  • The benchmark was pushing messages into the system as fast as that would allow, filling up both network links as well as consuming available CPU resources. This sometimes lead to internal heartbeats timing out and the ring temporarily breaking up. Further investigation is needed as to exactly where and why the heartbeat messages got stalled, but the most probable issue is goroutine starvation.
  • Currently there is no throttling mechanism in place client side, nor memory caps Iris side, which – with the appropriate message speeds and sizes – can actually fill up message buffers till all available memory is consumed, crashing the process. Fixing this is not too involved, but I would also like to add some memory optimizations while at it (sync.Pool, reusable messages, etc), so it got delayed till the next release.
  • Looking at the chart above, you can see that messages below 1024 bytes perform significantly poorer than their bigger counterparts. The reason is the processing- and bandwidth overhead (encryption and added headers) associated with each message. This will also be addressed in a future release via message grouping.

Closing remarks

Plenty to see, plenty to do. Although Iris is coming along nicely, there are still rough edges need sorting out (see above) as well as a few essential features needed adding: leveled logging, statistics reporting and federation.

Although I would not recommend using Iris in a live production system – unless you're sure of yourself, did your homework and took care of the overloading issues – it was successfully applied in RegionRank, running non-stop for 61 days now (small number in the service world, but large enough to make a point).

Finally, as to what the future holds, consider Iris an enormous amount of work, developed by a single PhD student, unsupported by his own university for the better half of a year.
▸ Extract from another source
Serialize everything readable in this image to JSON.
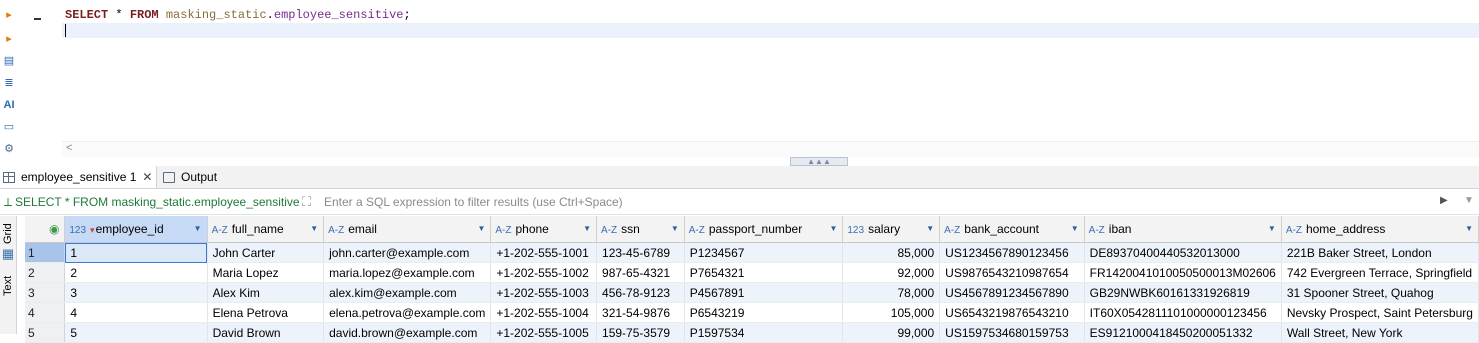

I am putting a lot of faith into this project, but without an active supporter, the time will come when I can no longer afford to do so. If not otherwise, help spread the word and get the project some coverage.

Try it, code it, share it! :)